◆ Task to carry out ◆
Go through the listing and set it down exactly, leaving out its pictures.

---

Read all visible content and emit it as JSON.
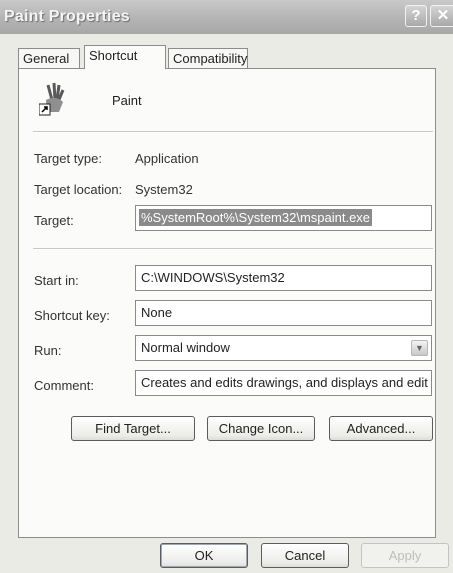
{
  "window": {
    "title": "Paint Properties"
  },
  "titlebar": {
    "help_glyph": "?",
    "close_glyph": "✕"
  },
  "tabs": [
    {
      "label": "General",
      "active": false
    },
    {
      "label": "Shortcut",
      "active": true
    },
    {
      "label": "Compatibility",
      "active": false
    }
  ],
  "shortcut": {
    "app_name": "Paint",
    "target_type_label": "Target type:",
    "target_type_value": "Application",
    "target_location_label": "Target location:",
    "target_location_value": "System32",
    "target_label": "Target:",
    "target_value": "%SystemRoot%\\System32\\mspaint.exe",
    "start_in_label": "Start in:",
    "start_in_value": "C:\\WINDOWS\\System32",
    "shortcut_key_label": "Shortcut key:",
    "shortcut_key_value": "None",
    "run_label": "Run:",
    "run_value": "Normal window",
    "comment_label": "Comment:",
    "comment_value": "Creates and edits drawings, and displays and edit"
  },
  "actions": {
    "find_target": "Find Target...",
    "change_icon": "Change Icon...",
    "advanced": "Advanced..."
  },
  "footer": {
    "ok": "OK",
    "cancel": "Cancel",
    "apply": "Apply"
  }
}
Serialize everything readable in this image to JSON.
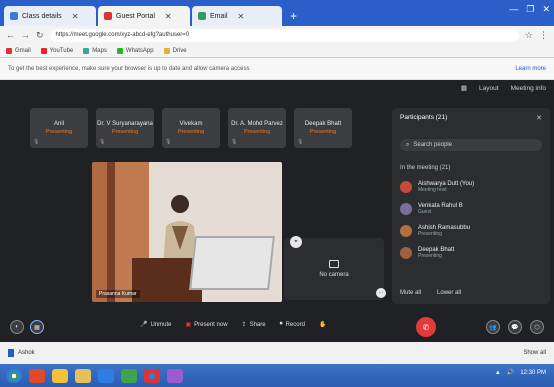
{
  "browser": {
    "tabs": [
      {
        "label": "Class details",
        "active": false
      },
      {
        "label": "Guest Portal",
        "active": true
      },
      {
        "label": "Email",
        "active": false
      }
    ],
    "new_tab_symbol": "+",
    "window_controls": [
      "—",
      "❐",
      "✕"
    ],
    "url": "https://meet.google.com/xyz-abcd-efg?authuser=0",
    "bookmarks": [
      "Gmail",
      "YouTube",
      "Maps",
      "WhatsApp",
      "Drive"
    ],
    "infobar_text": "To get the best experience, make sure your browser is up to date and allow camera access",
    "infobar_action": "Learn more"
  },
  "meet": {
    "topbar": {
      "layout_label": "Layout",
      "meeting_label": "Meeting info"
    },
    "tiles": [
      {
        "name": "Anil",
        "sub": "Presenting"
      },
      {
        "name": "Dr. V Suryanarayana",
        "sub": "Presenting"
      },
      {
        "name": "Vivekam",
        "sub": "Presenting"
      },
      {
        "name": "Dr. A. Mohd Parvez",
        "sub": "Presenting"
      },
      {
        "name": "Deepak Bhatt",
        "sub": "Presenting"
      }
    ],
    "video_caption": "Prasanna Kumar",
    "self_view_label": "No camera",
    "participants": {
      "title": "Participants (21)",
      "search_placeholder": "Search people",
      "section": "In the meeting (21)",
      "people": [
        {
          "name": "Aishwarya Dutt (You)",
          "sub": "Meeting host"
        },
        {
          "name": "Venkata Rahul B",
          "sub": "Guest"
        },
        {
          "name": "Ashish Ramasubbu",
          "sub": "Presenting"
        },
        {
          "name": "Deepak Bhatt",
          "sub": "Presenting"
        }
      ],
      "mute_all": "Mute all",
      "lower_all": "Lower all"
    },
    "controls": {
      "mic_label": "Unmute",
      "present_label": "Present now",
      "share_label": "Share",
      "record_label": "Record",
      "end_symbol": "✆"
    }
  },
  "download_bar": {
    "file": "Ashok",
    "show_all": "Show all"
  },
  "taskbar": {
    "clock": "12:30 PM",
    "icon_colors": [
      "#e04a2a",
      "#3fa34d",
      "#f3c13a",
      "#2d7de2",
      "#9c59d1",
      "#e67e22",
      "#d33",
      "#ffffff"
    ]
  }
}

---

◆ Task result ◆
Read all visible content and emit it as JSON.
{
  "window": {
    "title": "Paint Properties"
  },
  "titlebar": {
    "help_glyph": "?",
    "close_glyph": "✕"
  },
  "tabs": [
    {
      "label": "General",
      "active": false
    },
    {
      "label": "Shortcut",
      "active": true
    },
    {
      "label": "Compatibility",
      "active": false
    }
  ],
  "shortcut": {
    "app_name": "Paint",
    "target_type_label": "Target type:",
    "target_type_value": "Application",
    "target_location_label": "Target location:",
    "target_location_value": "System32",
    "target_label": "Target:",
    "target_value": "%SystemRoot%\\System32\\mspaint.exe",
    "start_in_label": "Start in:",
    "start_in_value": "C:\\WINDOWS\\System32",
    "shortcut_key_label": "Shortcut key:",
    "shortcut_key_value": "None",
    "run_label": "Run:",
    "run_value": "Normal window",
    "comment_label": "Comment:",
    "comment_value": "Creates and edits drawings, and displays and edit"
  },
  "actions": {
    "find_target": "Find Target...",
    "change_icon": "Change Icon...",
    "advanced": "Advanced..."
  },
  "footer": {
    "ok": "OK",
    "cancel": "Cancel",
    "apply": "Apply"
  }
}
Serialize everything readable in this image to JSON.
{
  "browser": {
    "tabs": [
      {
        "label": "Class details",
        "active": false
      },
      {
        "label": "Guest Portal",
        "active": true
      },
      {
        "label": "Email",
        "active": false
      }
    ],
    "new_tab_symbol": "+",
    "window_controls": [
      "—",
      "❐",
      "✕"
    ],
    "url": "https://meet.google.com/xyz-abcd-efg?authuser=0",
    "bookmarks": [
      "Gmail",
      "YouTube",
      "Maps",
      "WhatsApp",
      "Drive"
    ],
    "infobar_text": "To get the best experience, make sure your browser is up to date and allow camera access",
    "infobar_action": "Learn more"
  },
  "meet": {
    "topbar": {
      "layout_label": "Layout",
      "meeting_label": "Meeting info"
    },
    "tiles": [
      {
        "name": "Anil",
        "sub": "Presenting"
      },
      {
        "name": "Dr. V Suryanarayana",
        "sub": "Presenting"
      },
      {
        "name": "Vivekam",
        "sub": "Presenting"
      },
      {
        "name": "Dr. A. Mohd Parvez",
        "sub": "Presenting"
      },
      {
        "name": "Deepak Bhatt",
        "sub": "Presenting"
      }
    ],
    "video_caption": "Prasanna Kumar",
    "self_view_label": "No camera",
    "participants": {
      "title": "Participants (21)",
      "search_placeholder": "Search people",
      "section": "In the meeting (21)",
      "people": [
        {
          "name": "Aishwarya Dutt (You)",
          "sub": "Meeting host"
        },
        {
          "name": "Venkata Rahul B",
          "sub": "Guest"
        },
        {
          "name": "Ashish Ramasubbu",
          "sub": "Presenting"
        },
        {
          "name": "Deepak Bhatt",
          "sub": "Presenting"
        }
      ],
      "mute_all": "Mute all",
      "lower_all": "Lower all"
    },
    "controls": {
      "mic_label": "Unmute",
      "present_label": "Present now",
      "share_label": "Share",
      "record_label": "Record",
      "end_symbol": "✆"
    }
  },
  "download_bar": {
    "file": "Ashok",
    "show_all": "Show all"
  },
  "taskbar": {
    "clock": "12:30 PM",
    "icon_colors": [
      "#e04a2a",
      "#3fa34d",
      "#f3c13a",
      "#2d7de2",
      "#9c59d1",
      "#e67e22",
      "#d33",
      "#ffffff"
    ]
  }
}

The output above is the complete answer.